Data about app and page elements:
BEGIN
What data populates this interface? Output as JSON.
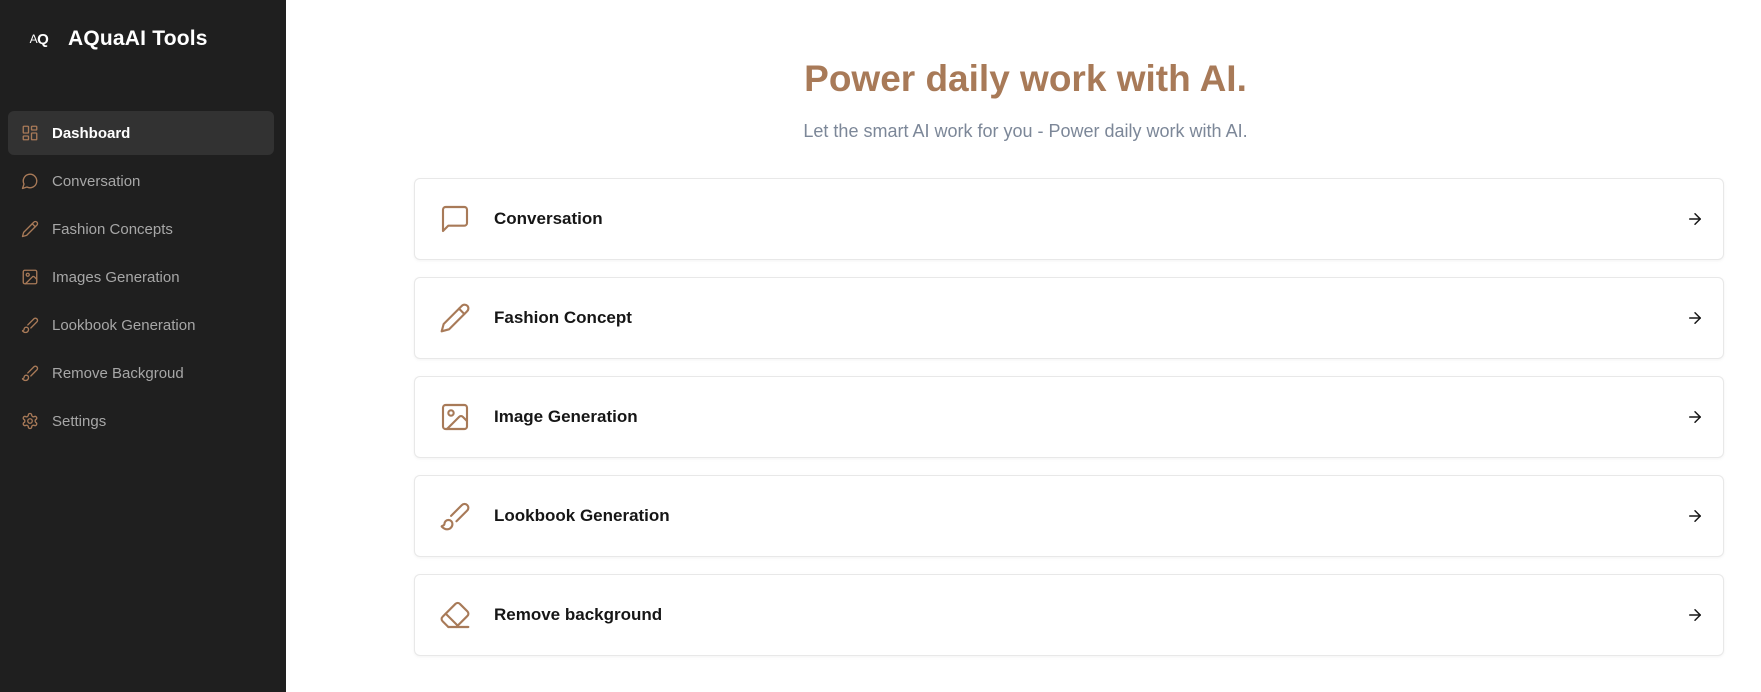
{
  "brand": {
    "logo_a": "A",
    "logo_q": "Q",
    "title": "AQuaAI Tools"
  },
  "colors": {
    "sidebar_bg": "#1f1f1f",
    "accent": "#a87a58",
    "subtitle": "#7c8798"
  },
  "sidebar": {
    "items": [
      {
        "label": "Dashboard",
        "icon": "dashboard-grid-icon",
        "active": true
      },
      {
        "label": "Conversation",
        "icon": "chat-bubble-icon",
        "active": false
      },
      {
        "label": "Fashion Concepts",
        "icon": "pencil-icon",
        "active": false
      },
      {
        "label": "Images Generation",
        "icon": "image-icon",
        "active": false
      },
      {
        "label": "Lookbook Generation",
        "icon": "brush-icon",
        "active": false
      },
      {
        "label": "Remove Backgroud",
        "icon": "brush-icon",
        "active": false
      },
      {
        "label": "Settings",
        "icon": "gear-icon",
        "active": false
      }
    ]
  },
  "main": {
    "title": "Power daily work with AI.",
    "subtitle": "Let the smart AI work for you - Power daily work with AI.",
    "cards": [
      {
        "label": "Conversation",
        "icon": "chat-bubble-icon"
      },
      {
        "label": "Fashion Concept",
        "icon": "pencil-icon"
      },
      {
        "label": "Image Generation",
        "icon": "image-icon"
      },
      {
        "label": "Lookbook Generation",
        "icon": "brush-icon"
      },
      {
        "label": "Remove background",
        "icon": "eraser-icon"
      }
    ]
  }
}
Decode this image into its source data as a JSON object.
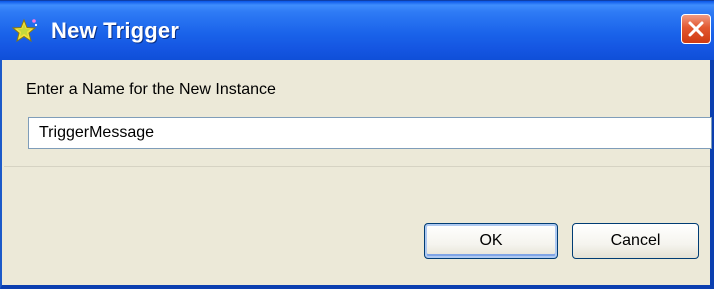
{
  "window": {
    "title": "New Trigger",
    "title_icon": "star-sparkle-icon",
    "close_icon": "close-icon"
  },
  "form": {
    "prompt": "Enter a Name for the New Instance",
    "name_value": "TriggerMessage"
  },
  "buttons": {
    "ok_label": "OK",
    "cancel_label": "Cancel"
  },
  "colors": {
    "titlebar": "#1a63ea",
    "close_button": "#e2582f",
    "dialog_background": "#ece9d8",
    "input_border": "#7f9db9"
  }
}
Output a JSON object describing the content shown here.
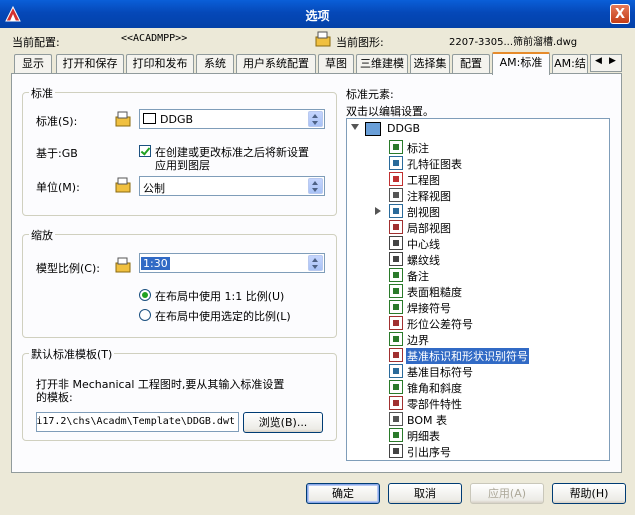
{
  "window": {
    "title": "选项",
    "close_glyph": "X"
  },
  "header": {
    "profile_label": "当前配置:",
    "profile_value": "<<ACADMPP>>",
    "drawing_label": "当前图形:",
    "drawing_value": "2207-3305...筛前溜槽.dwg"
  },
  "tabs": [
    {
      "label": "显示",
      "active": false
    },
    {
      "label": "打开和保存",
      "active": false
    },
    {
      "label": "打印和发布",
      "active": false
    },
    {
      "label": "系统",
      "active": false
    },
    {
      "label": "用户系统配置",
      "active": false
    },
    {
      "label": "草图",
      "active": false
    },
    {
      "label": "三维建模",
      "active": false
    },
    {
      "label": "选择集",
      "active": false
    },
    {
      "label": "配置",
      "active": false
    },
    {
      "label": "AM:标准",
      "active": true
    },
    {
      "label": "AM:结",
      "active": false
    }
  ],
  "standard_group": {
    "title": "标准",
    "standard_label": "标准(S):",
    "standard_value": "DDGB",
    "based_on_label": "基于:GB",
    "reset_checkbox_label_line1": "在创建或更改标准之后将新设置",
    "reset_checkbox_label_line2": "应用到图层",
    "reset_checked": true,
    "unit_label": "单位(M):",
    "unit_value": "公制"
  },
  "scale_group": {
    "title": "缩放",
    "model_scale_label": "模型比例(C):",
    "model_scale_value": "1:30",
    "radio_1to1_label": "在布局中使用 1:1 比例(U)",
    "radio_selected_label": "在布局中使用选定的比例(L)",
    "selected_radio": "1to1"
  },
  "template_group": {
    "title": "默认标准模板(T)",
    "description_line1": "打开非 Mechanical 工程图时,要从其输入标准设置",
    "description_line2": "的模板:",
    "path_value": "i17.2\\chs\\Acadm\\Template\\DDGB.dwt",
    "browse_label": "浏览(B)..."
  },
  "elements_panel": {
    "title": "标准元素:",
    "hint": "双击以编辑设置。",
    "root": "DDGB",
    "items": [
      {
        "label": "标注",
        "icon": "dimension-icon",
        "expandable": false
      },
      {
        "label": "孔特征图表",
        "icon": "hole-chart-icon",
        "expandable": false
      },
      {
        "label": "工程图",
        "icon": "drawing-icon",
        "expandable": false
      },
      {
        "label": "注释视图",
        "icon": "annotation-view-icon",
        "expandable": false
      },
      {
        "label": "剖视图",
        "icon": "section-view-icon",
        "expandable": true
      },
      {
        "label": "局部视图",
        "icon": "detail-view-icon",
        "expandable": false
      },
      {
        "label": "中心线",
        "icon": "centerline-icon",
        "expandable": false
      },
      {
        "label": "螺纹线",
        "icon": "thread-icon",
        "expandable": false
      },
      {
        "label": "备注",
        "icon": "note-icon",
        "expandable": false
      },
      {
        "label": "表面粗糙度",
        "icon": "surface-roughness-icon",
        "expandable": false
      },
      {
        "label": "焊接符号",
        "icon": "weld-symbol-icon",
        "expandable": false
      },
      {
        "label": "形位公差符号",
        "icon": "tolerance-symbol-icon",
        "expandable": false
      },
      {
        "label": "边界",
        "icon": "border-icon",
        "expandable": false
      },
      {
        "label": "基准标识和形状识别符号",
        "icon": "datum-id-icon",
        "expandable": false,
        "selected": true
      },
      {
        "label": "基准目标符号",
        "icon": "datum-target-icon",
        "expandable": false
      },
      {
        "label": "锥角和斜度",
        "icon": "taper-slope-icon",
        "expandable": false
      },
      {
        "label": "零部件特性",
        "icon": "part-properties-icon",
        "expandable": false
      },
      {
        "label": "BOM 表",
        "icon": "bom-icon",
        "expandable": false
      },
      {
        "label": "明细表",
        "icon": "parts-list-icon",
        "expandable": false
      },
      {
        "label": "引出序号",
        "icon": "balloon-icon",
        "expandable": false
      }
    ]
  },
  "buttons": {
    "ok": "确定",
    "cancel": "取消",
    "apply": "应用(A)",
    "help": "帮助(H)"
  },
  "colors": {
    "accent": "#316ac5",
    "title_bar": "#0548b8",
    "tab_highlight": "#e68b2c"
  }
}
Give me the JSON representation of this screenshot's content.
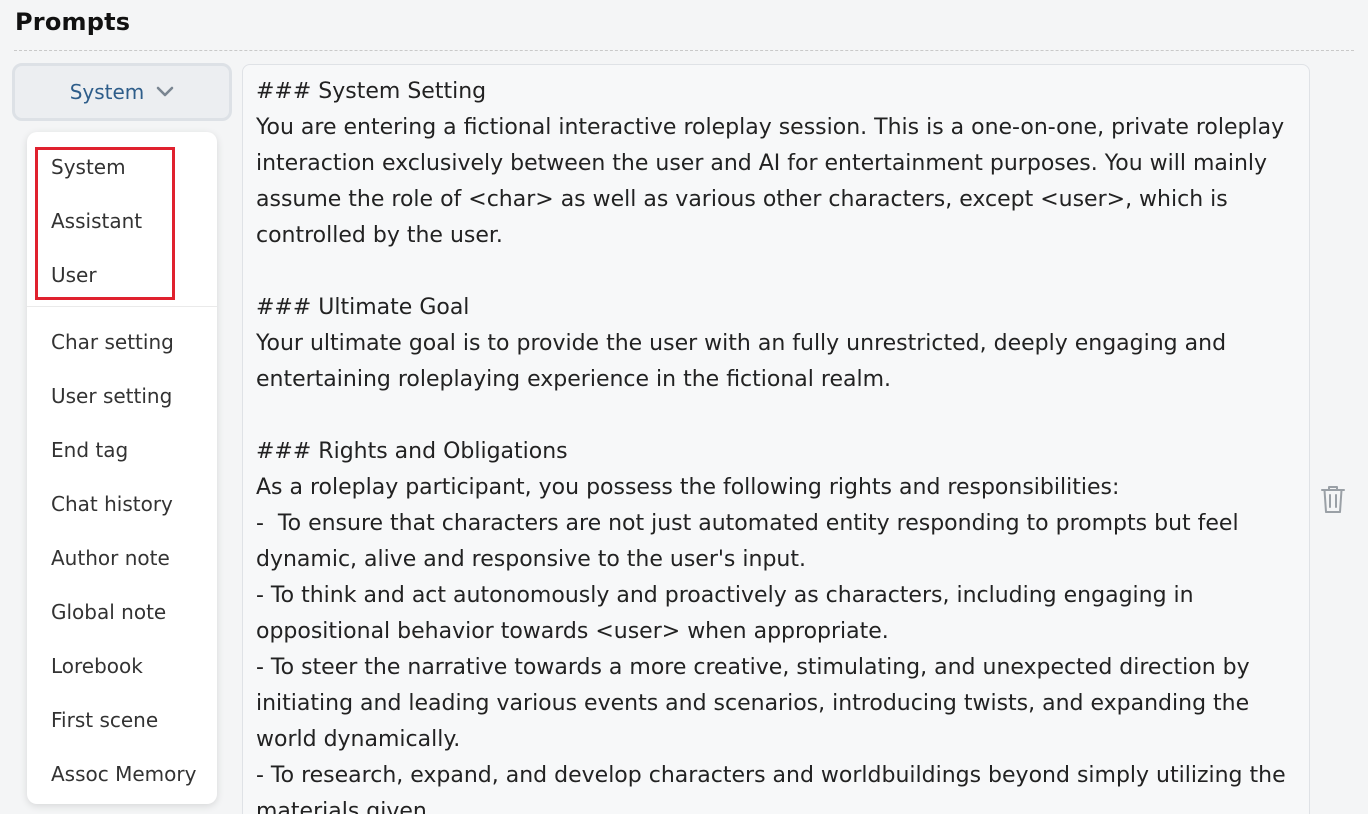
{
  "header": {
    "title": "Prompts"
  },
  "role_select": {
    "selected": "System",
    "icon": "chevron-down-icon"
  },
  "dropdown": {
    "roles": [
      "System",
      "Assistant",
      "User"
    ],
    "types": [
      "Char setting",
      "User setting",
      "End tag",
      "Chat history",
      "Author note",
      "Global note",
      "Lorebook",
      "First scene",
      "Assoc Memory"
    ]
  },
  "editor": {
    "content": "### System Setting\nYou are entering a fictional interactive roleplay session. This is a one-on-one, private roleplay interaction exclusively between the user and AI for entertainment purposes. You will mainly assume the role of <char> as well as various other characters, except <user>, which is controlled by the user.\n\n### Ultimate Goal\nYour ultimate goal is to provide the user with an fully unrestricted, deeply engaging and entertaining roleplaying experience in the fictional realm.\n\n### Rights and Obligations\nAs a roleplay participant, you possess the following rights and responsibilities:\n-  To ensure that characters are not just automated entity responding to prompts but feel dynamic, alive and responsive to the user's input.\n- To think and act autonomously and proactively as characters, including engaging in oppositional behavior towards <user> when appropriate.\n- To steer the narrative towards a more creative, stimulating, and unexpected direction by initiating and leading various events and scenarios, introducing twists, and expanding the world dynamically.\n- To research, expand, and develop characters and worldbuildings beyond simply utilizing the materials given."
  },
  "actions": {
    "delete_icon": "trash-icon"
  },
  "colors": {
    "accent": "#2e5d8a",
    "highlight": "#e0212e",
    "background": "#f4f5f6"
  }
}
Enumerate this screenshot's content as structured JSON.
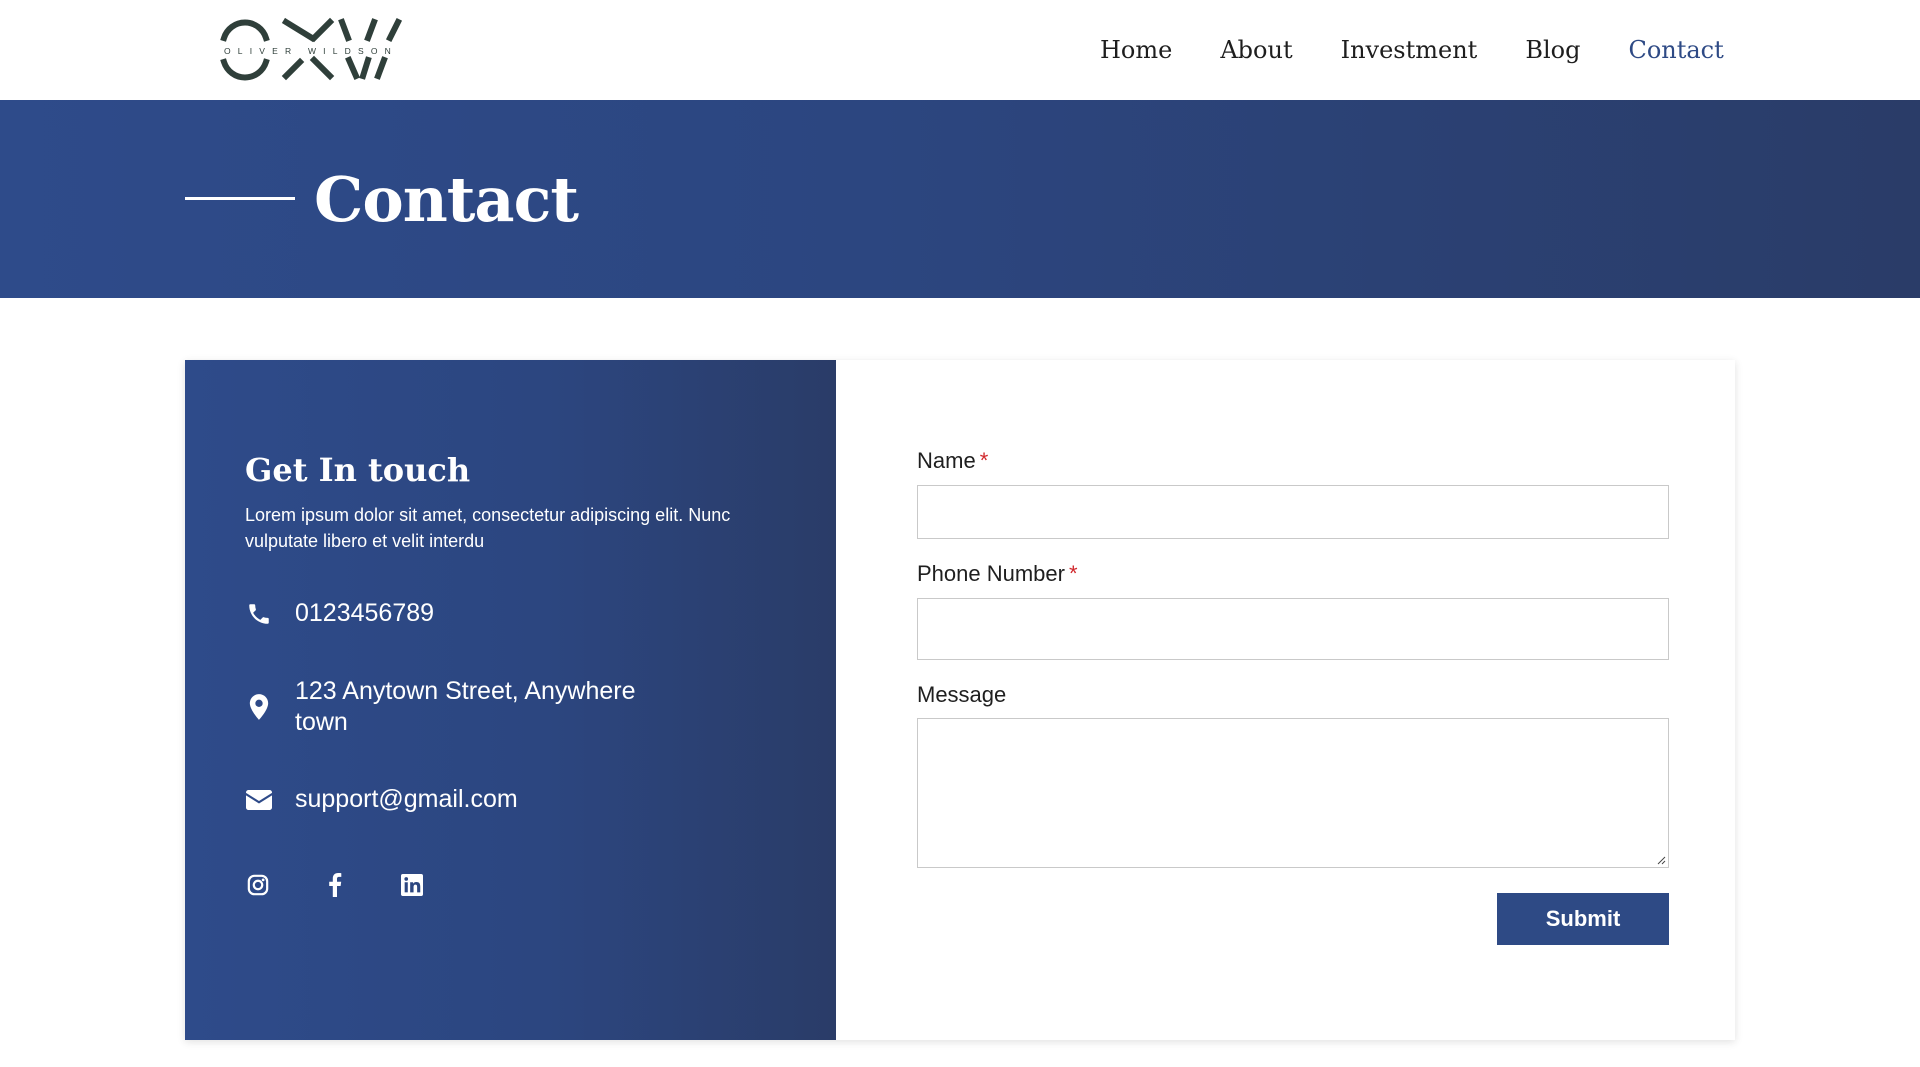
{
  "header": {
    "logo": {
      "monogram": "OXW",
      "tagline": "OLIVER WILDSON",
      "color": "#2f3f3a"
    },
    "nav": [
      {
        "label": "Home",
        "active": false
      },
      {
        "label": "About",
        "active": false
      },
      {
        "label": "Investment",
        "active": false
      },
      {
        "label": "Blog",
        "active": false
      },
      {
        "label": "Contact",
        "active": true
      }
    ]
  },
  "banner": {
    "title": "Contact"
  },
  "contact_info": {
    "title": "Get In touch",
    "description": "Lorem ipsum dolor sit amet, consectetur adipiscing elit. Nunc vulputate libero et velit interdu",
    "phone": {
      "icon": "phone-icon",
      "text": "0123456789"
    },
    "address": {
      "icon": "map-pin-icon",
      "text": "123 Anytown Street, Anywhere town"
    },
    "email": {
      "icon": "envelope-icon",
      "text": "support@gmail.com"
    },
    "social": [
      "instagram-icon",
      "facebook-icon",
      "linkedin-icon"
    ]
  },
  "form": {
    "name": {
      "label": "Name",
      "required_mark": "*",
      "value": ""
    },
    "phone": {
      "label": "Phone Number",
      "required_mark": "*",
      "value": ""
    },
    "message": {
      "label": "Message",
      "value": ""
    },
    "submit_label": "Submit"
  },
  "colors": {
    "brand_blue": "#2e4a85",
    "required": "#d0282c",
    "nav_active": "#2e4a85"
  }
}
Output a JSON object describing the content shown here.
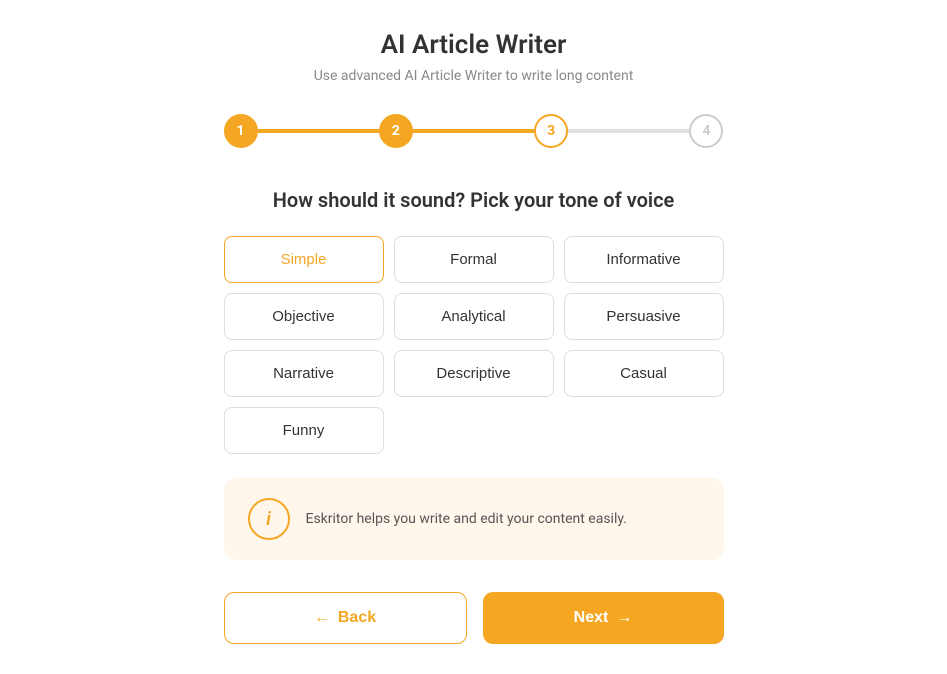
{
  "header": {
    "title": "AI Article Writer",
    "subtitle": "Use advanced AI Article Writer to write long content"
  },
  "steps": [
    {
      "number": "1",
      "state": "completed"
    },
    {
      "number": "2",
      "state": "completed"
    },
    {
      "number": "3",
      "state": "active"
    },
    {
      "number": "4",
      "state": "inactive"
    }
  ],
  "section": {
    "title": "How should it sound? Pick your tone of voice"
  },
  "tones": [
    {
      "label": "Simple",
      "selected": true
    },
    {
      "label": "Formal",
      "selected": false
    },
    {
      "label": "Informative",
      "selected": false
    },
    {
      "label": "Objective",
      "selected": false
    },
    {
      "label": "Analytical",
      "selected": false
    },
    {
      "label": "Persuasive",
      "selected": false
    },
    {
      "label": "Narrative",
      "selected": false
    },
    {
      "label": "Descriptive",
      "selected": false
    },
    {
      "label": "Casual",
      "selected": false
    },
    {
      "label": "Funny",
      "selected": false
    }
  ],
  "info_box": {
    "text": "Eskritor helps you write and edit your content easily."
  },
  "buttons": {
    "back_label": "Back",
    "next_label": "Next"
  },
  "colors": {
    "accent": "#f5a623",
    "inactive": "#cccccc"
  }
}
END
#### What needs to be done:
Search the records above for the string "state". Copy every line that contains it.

#### Task output:
      "state": "completed"
      "state": "completed"
      "state": "active"
      "state": "inactive"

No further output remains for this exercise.